[Opening Dataset records section]
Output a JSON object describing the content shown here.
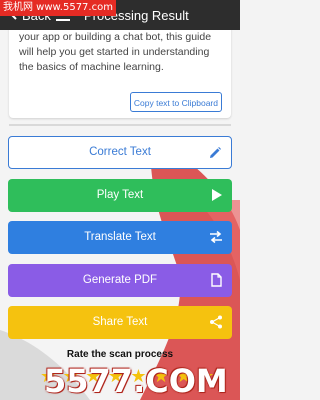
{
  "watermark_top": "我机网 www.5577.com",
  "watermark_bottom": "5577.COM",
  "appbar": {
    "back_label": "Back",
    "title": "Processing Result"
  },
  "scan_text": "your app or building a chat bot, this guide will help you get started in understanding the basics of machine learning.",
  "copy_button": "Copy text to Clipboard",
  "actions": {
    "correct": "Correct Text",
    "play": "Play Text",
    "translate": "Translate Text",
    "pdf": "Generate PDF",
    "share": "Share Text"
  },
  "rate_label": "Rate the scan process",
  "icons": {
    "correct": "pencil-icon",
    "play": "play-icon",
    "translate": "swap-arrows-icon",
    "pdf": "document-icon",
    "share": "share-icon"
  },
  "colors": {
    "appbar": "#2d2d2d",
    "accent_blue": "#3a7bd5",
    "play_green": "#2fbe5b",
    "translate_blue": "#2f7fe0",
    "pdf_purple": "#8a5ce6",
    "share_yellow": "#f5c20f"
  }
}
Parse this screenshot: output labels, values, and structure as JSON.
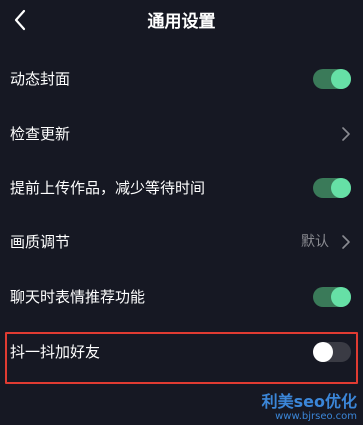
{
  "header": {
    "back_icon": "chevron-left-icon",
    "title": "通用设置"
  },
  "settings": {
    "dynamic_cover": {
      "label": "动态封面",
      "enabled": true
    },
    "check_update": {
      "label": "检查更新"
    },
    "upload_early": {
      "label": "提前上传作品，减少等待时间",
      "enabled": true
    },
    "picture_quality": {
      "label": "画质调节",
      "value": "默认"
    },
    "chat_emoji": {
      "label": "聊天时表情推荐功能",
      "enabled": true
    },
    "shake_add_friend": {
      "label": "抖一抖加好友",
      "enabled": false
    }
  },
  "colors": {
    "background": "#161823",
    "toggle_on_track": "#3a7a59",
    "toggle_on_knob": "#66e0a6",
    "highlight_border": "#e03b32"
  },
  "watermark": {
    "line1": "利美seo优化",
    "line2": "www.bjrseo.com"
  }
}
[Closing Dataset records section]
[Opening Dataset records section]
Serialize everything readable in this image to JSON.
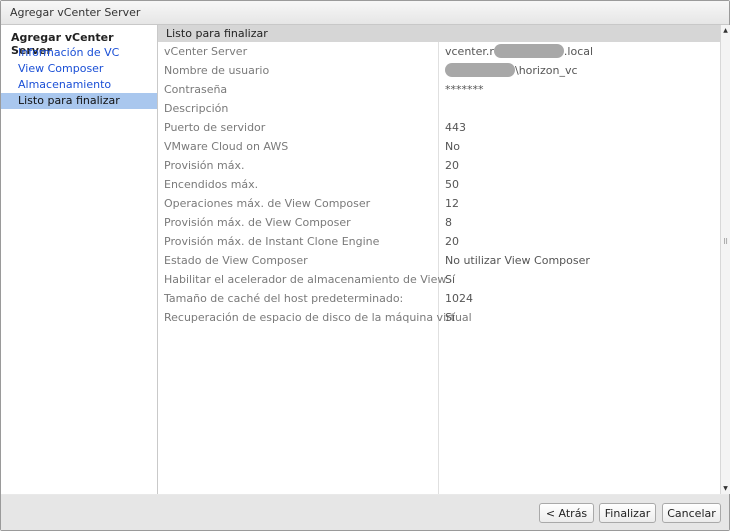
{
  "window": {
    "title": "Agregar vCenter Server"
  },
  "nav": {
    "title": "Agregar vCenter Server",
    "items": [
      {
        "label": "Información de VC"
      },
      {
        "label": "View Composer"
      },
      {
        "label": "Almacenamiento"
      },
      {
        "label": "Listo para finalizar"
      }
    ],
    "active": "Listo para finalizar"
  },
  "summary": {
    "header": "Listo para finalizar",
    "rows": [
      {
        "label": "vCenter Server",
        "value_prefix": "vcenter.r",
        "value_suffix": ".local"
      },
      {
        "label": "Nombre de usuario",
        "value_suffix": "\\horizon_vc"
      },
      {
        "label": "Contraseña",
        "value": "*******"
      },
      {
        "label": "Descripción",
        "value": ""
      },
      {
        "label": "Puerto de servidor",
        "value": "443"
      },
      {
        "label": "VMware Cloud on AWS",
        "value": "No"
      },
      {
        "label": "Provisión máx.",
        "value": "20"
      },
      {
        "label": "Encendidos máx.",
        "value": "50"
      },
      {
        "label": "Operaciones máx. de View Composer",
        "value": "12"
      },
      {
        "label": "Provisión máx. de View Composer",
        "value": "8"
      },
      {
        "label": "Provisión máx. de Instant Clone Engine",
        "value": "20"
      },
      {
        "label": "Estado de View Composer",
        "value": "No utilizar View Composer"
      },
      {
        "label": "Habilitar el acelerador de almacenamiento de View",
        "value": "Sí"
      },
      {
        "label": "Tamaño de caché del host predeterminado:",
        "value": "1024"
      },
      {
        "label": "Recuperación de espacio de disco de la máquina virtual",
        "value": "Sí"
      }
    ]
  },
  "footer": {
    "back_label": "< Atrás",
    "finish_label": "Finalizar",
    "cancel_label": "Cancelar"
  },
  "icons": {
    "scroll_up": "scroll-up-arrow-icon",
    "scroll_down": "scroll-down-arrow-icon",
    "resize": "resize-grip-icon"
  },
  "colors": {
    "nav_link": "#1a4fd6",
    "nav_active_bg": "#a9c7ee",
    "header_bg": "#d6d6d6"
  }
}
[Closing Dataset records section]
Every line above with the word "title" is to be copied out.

• _Written reply_:
    "title": "Processing Result"
    "title": "通用设置"
    "title": "Agregar vCenter Server"
    "title": "Agregar vCenter Server",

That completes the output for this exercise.